→ Your task: Copy each line below as written, but skip the pictures.

(Data about app and page elements)

+ + + +

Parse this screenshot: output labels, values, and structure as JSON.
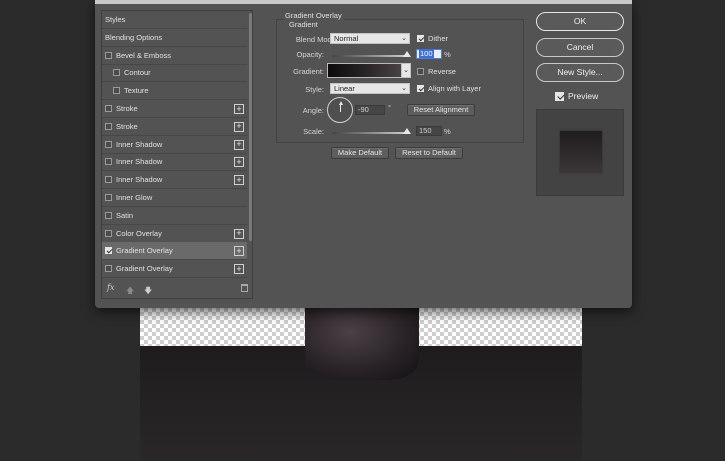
{
  "styles_panel": {
    "items": [
      {
        "label": "Styles",
        "checkbox": false,
        "checked": false,
        "indent": 0,
        "plus": false,
        "selected": false
      },
      {
        "label": "Blending Options",
        "checkbox": false,
        "checked": false,
        "indent": 0,
        "plus": false,
        "selected": false
      },
      {
        "label": "Bevel & Emboss",
        "checkbox": true,
        "checked": false,
        "indent": 0,
        "plus": false,
        "selected": false
      },
      {
        "label": "Contour",
        "checkbox": true,
        "checked": false,
        "indent": 1,
        "plus": false,
        "selected": false
      },
      {
        "label": "Texture",
        "checkbox": true,
        "checked": false,
        "indent": 1,
        "plus": false,
        "selected": false
      },
      {
        "label": "Stroke",
        "checkbox": true,
        "checked": false,
        "indent": 0,
        "plus": true,
        "selected": false
      },
      {
        "label": "Stroke",
        "checkbox": true,
        "checked": false,
        "indent": 0,
        "plus": true,
        "selected": false
      },
      {
        "label": "Inner Shadow",
        "checkbox": true,
        "checked": false,
        "indent": 0,
        "plus": true,
        "selected": false
      },
      {
        "label": "Inner Shadow",
        "checkbox": true,
        "checked": false,
        "indent": 0,
        "plus": true,
        "selected": false
      },
      {
        "label": "Inner Shadow",
        "checkbox": true,
        "checked": false,
        "indent": 0,
        "plus": true,
        "selected": false
      },
      {
        "label": "Inner Glow",
        "checkbox": true,
        "checked": false,
        "indent": 0,
        "plus": false,
        "selected": false
      },
      {
        "label": "Satin",
        "checkbox": true,
        "checked": false,
        "indent": 0,
        "plus": false,
        "selected": false
      },
      {
        "label": "Color Overlay",
        "checkbox": true,
        "checked": false,
        "indent": 0,
        "plus": true,
        "selected": false
      },
      {
        "label": "Gradient Overlay",
        "checkbox": true,
        "checked": true,
        "indent": 0,
        "plus": true,
        "selected": true
      },
      {
        "label": "Gradient Overlay",
        "checkbox": true,
        "checked": false,
        "indent": 0,
        "plus": true,
        "selected": false
      }
    ],
    "footer": {
      "fx_label": "fx",
      "up_arrow": "🡅",
      "down_arrow": "🡇"
    }
  },
  "gradient_overlay": {
    "title": "Gradient Overlay",
    "subtitle": "Gradient",
    "blend_mode_label": "Blend Mode:",
    "blend_mode_value": "Normal",
    "dither_label": "Dither",
    "dither_checked": true,
    "opacity_label": "Opacity:",
    "opacity_value": "100",
    "opacity_fraction": 1.0,
    "percent_unit": "%",
    "gradient_label": "Gradient:",
    "reverse_label": "Reverse",
    "reverse_checked": false,
    "style_label": "Style:",
    "style_value": "Linear",
    "align_label": "Align with Layer",
    "align_checked": true,
    "angle_label": "Angle:",
    "angle_value": "-90",
    "degree_unit": "°",
    "reset_alignment_label": "Reset Alignment",
    "scale_label": "Scale:",
    "scale_value": "150",
    "scale_fraction": 1.0,
    "make_default_label": "Make Default",
    "reset_default_label": "Reset to Default"
  },
  "actions": {
    "ok_label": "OK",
    "cancel_label": "Cancel",
    "new_style_label": "New Style...",
    "preview_label": "Preview",
    "preview_checked": true
  },
  "colors": {
    "dialog_bg": "#535353",
    "selected_row": "#6a6a6a",
    "focus_blue": "#3b6fd6"
  }
}
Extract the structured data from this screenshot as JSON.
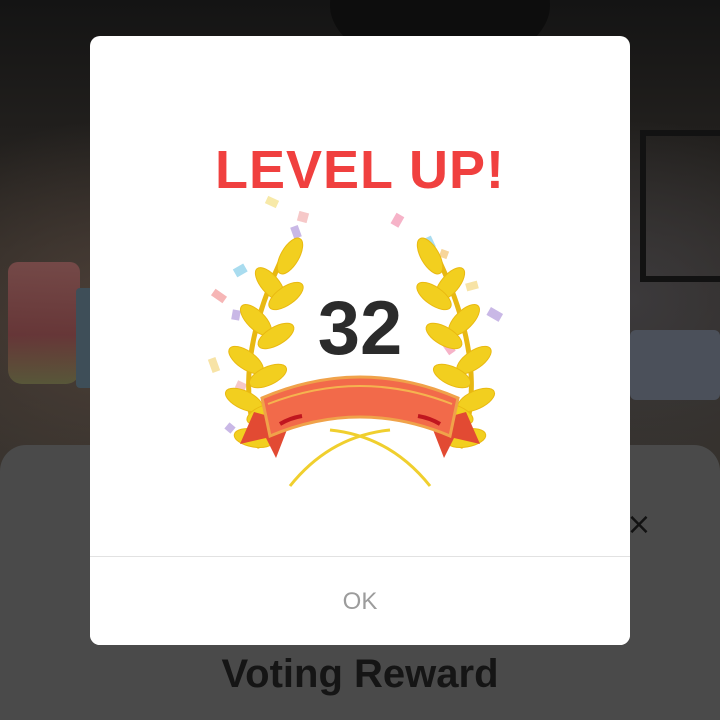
{
  "background": {
    "sheet_title": "Voting Reward",
    "close_glyph": "×",
    "sheet_color": "#4a4a4a"
  },
  "dialog": {
    "title": "LEVEL UP!",
    "level": "32",
    "ok_label": "OK",
    "title_color": "#f0403f",
    "badge_icon": "laurel-wreath-ribbon-icon",
    "confetti_icon": "confetti-icon"
  }
}
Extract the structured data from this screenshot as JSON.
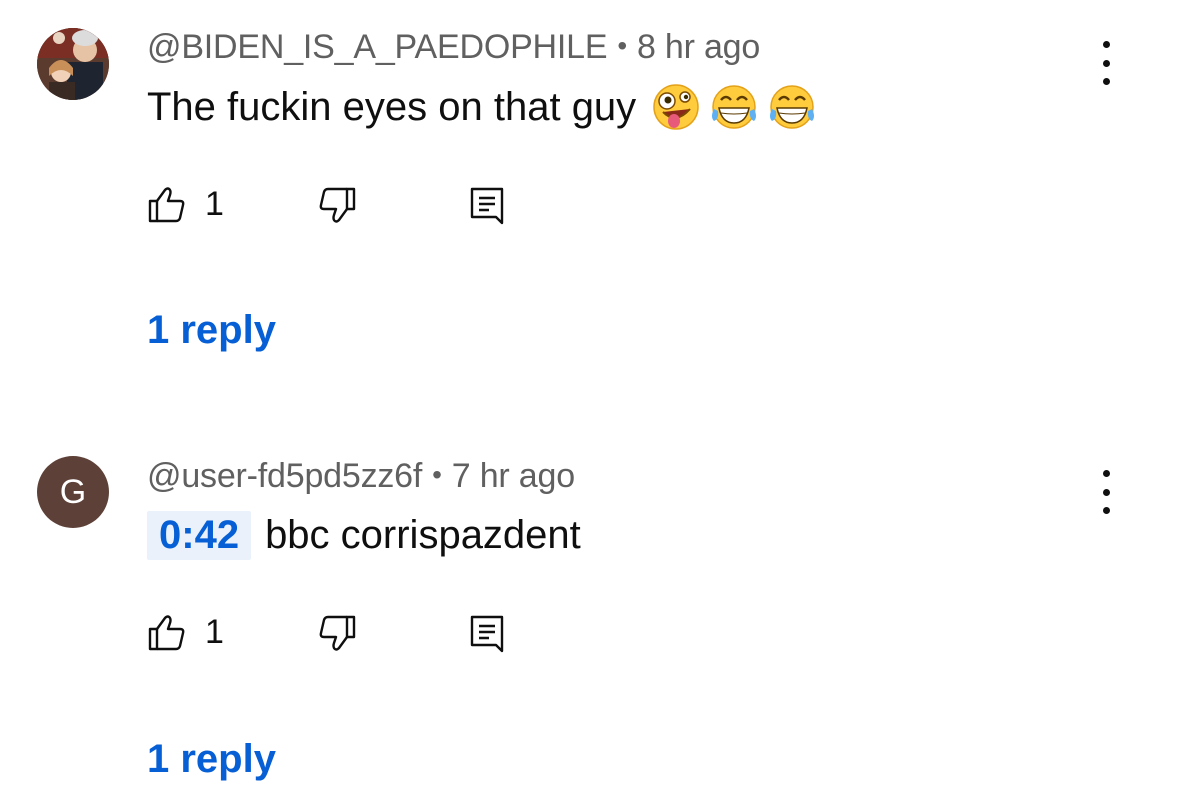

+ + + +

→ Result of this exercise:
Parse this screenshot: output labels, values, and structure as JSON.
{
  "styles_panel": {
    "items": [
      {
        "label": "Styles",
        "checkbox": false,
        "checked": false,
        "indent": 0,
        "plus": false,
        "selected": false
      },
      {
        "label": "Blending Options",
        "checkbox": false,
        "checked": false,
        "indent": 0,
        "plus": false,
        "selected": false
      },
      {
        "label": "Bevel & Emboss",
        "checkbox": true,
        "checked": false,
        "indent": 0,
        "plus": false,
        "selected": false
      },
      {
        "label": "Contour",
        "checkbox": true,
        "checked": false,
        "indent": 1,
        "plus": false,
        "selected": false
      },
      {
        "label": "Texture",
        "checkbox": true,
        "checked": false,
        "indent": 1,
        "plus": false,
        "selected": false
      },
      {
        "label": "Stroke",
        "checkbox": true,
        "checked": false,
        "indent": 0,
        "plus": true,
        "selected": false
      },
      {
        "label": "Stroke",
        "checkbox": true,
        "checked": false,
        "indent": 0,
        "plus": true,
        "selected": false
      },
      {
        "label": "Inner Shadow",
        "checkbox": true,
        "checked": false,
        "indent": 0,
        "plus": true,
        "selected": false
      },
      {
        "label": "Inner Shadow",
        "checkbox": true,
        "checked": false,
        "indent": 0,
        "plus": true,
        "selected": false
      },
      {
        "label": "Inner Shadow",
        "checkbox": true,
        "checked": false,
        "indent": 0,
        "plus": true,
        "selected": false
      },
      {
        "label": "Inner Glow",
        "checkbox": true,
        "checked": false,
        "indent": 0,
        "plus": false,
        "selected": false
      },
      {
        "label": "Satin",
        "checkbox": true,
        "checked": false,
        "indent": 0,
        "plus": false,
        "selected": false
      },
      {
        "label": "Color Overlay",
        "checkbox": true,
        "checked": false,
        "indent": 0,
        "plus": true,
        "selected": false
      },
      {
        "label": "Gradient Overlay",
        "checkbox": true,
        "checked": true,
        "indent": 0,
        "plus": true,
        "selected": true
      },
      {
        "label": "Gradient Overlay",
        "checkbox": true,
        "checked": false,
        "indent": 0,
        "plus": true,
        "selected": false
      }
    ],
    "footer": {
      "fx_label": "fx",
      "up_arrow": "🡅",
      "down_arrow": "🡇"
    }
  },
  "gradient_overlay": {
    "title": "Gradient Overlay",
    "subtitle": "Gradient",
    "blend_mode_label": "Blend Mode:",
    "blend_mode_value": "Normal",
    "dither_label": "Dither",
    "dither_checked": true,
    "opacity_label": "Opacity:",
    "opacity_value": "100",
    "opacity_fraction": 1.0,
    "percent_unit": "%",
    "gradient_label": "Gradient:",
    "reverse_label": "Reverse",
    "reverse_checked": false,
    "style_label": "Style:",
    "style_value": "Linear",
    "align_label": "Align with Layer",
    "align_checked": true,
    "angle_label": "Angle:",
    "angle_value": "-90",
    "degree_unit": "°",
    "reset_alignment_label": "Reset Alignment",
    "scale_label": "Scale:",
    "scale_value": "150",
    "scale_fraction": 1.0,
    "make_default_label": "Make Default",
    "reset_default_label": "Reset to Default"
  },
  "actions": {
    "ok_label": "OK",
    "cancel_label": "Cancel",
    "new_style_label": "New Style...",
    "preview_label": "Preview",
    "preview_checked": true
  },
  "colors": {
    "dialog_bg": "#535353",
    "selected_row": "#6a6a6a",
    "focus_blue": "#3b6fd6"
  }
}
Extract the structured data from this screenshot as JSON.
{
  "background": {
    "sheet_title": "Voting Reward",
    "close_glyph": "×",
    "sheet_color": "#4a4a4a"
  },
  "dialog": {
    "title": "LEVEL UP!",
    "level": "32",
    "ok_label": "OK",
    "title_color": "#f0403f",
    "badge_icon": "laurel-wreath-ribbon-icon",
    "confetti_icon": "confetti-icon"
  }
}
Extract the structured data from this screenshot as JSON.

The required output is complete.